REQUIRED ACTION -> Scan the entries below, and for each line that includes the word "Settings", make a copy.

(Page and application data records)
•••••

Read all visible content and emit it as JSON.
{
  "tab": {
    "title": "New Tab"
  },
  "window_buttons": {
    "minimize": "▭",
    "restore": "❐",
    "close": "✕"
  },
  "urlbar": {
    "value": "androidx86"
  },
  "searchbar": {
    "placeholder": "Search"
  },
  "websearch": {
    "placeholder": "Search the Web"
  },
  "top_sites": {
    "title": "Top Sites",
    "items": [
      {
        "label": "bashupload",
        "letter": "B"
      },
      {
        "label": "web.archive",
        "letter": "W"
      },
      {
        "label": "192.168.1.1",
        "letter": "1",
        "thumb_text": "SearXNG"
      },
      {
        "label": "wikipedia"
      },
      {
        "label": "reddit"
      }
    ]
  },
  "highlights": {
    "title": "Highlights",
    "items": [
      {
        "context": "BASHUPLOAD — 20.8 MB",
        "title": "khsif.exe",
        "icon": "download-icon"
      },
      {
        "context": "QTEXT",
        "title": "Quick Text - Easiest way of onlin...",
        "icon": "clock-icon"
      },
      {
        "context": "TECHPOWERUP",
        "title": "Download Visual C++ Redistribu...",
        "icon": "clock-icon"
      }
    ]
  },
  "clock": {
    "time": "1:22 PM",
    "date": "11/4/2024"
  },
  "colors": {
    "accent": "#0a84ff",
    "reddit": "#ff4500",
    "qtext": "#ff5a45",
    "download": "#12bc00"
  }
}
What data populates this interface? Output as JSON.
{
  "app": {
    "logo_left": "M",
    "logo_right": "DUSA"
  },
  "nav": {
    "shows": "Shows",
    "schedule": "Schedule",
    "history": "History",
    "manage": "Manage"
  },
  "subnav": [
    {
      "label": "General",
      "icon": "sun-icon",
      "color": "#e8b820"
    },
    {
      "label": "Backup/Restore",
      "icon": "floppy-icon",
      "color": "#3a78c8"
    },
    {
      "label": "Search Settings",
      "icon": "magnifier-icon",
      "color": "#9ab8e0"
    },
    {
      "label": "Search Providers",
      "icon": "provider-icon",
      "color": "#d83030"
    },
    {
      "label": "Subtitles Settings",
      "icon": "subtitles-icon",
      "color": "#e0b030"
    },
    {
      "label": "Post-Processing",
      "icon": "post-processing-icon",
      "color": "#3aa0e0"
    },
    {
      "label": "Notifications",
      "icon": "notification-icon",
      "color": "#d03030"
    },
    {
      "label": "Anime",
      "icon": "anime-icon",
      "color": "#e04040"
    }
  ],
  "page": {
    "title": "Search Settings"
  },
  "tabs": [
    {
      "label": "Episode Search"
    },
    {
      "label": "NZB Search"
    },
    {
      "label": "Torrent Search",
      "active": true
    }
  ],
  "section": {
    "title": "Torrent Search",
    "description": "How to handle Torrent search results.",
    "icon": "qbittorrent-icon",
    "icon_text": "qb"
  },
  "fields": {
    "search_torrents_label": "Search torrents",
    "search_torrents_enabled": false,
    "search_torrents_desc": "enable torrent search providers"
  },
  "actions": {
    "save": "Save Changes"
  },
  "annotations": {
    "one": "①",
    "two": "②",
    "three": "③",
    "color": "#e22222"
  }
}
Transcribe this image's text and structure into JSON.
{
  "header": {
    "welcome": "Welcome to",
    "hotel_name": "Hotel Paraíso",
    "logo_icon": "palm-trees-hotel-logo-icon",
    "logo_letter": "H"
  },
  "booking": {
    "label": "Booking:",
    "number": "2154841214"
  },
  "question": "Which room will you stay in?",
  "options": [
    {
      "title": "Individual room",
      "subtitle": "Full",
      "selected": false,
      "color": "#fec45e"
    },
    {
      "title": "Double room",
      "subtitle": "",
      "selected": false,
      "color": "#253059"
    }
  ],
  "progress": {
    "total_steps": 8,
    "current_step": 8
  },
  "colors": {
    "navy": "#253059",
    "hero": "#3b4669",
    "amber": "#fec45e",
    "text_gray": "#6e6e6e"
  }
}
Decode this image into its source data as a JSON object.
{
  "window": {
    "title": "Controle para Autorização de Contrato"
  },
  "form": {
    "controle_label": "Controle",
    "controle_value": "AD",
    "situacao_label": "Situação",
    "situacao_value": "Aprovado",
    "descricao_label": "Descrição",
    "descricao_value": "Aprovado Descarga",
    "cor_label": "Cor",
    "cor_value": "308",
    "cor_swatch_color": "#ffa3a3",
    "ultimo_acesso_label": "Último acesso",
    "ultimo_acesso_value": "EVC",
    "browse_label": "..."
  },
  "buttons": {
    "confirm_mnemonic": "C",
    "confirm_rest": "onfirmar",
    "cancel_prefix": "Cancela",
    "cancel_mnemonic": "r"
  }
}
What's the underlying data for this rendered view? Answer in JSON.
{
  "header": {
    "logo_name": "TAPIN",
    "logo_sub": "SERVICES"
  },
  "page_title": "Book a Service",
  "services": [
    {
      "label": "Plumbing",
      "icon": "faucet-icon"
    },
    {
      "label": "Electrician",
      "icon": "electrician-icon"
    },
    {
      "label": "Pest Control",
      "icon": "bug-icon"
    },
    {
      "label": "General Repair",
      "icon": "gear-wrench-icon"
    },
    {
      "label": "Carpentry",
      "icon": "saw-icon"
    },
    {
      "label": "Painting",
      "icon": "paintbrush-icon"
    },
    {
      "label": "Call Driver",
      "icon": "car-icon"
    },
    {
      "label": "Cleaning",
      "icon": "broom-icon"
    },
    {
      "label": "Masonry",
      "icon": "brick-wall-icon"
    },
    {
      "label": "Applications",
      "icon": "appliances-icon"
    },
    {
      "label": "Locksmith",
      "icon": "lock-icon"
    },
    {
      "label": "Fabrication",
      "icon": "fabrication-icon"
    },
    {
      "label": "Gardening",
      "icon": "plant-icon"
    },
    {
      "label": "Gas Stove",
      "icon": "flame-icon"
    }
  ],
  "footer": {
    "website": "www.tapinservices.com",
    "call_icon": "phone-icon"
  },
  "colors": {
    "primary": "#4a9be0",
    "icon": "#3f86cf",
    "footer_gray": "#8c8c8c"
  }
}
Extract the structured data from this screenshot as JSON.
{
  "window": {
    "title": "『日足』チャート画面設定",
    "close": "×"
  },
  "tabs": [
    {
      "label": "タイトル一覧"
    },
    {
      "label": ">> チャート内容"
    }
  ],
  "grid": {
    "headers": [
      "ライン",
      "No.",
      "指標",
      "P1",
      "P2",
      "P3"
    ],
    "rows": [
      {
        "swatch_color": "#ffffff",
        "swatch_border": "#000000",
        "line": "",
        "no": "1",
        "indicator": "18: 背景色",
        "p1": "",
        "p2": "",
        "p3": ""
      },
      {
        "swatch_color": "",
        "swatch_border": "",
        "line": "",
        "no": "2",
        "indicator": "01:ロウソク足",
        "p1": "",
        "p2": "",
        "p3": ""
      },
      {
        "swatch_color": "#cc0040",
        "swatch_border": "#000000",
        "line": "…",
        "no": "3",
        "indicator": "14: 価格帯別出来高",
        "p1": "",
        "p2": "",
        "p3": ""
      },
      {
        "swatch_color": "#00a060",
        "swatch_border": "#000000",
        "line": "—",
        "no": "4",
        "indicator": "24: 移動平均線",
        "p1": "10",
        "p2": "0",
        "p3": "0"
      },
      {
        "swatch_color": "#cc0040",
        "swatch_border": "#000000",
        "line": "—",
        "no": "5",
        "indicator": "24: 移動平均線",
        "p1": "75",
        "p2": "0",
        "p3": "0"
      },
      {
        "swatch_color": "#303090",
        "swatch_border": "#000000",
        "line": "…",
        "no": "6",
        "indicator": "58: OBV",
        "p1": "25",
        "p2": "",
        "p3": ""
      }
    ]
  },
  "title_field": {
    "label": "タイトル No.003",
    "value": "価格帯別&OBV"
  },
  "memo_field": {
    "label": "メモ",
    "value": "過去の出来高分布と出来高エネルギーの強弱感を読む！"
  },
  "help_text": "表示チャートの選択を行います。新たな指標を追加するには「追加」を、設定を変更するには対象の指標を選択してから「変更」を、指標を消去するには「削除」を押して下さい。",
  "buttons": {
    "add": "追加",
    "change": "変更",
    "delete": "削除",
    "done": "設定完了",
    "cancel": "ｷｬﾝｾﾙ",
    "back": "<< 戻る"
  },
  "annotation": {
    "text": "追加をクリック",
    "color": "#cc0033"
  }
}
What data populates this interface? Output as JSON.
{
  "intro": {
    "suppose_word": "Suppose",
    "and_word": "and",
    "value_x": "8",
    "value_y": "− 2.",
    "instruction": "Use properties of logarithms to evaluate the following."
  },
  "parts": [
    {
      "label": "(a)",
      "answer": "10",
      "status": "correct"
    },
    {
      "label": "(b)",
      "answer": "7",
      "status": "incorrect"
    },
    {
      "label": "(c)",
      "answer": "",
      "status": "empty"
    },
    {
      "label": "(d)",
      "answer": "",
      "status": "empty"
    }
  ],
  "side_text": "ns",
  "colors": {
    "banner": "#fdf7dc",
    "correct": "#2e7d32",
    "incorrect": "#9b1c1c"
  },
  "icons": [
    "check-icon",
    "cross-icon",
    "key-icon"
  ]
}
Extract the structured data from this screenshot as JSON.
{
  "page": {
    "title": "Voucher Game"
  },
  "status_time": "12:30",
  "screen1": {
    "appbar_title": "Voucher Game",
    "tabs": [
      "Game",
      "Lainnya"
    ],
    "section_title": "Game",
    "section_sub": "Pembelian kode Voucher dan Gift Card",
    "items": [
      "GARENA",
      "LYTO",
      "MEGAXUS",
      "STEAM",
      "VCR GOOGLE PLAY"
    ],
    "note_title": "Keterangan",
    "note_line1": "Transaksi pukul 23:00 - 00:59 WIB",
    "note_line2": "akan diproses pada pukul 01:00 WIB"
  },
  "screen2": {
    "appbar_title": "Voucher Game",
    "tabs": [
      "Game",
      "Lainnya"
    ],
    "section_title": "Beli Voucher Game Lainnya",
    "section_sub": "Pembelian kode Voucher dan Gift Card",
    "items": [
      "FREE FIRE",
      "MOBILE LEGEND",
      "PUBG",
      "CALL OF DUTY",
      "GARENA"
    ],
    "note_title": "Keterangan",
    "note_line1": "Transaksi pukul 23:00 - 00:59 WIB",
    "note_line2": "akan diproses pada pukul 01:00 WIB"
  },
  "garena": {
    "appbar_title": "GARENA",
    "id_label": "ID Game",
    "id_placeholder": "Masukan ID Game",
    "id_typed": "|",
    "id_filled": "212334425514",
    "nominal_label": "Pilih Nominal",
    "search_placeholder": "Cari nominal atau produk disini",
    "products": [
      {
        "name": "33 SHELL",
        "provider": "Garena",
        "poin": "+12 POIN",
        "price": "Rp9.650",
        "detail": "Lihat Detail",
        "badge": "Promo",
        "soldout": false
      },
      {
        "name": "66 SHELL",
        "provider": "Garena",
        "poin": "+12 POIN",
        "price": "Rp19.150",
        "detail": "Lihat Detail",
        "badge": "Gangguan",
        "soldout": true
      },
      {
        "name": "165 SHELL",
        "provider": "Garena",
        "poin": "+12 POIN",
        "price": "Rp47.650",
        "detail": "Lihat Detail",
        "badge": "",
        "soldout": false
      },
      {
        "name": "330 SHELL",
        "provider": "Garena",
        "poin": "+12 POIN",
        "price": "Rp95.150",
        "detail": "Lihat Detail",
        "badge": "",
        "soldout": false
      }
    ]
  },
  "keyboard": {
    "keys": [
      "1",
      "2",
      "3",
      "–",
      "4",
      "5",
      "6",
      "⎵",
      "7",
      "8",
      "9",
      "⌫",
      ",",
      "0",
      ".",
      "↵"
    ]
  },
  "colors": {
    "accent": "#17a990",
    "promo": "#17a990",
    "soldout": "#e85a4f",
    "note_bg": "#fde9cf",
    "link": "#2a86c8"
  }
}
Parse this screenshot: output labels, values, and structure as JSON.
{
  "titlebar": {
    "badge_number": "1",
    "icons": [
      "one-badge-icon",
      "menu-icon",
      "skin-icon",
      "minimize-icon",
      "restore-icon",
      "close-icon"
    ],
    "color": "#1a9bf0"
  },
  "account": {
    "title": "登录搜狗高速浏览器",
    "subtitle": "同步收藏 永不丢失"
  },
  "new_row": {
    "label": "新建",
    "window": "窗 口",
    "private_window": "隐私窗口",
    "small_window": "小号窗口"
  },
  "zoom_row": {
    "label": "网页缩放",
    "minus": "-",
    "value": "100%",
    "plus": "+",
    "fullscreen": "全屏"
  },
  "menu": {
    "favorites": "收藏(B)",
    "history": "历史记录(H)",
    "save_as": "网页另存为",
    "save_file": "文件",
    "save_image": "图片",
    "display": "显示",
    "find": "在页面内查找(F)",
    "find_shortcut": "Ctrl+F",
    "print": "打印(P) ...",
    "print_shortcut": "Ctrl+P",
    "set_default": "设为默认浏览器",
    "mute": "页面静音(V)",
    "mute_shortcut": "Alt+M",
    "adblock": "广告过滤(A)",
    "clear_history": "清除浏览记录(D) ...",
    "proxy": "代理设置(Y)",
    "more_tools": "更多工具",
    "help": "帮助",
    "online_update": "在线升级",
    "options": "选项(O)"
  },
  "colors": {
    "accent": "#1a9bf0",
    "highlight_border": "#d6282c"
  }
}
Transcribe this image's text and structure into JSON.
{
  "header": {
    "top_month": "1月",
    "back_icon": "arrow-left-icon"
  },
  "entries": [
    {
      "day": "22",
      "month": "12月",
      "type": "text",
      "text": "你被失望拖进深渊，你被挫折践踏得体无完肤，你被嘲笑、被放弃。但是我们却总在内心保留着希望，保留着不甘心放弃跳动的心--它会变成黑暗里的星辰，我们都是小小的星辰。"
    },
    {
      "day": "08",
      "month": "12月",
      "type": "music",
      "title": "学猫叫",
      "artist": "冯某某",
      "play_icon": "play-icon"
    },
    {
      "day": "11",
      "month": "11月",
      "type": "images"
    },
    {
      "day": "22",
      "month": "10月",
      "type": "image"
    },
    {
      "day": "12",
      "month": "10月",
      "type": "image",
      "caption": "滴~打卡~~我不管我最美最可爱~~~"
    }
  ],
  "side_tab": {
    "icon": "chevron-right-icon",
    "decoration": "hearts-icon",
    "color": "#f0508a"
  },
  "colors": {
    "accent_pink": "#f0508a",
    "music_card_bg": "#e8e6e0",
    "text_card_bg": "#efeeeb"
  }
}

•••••

TASK SOLUTION ->
      "label": "Search Settings",
      "label": "Subtitles Settings",
    "title": "Search Settings"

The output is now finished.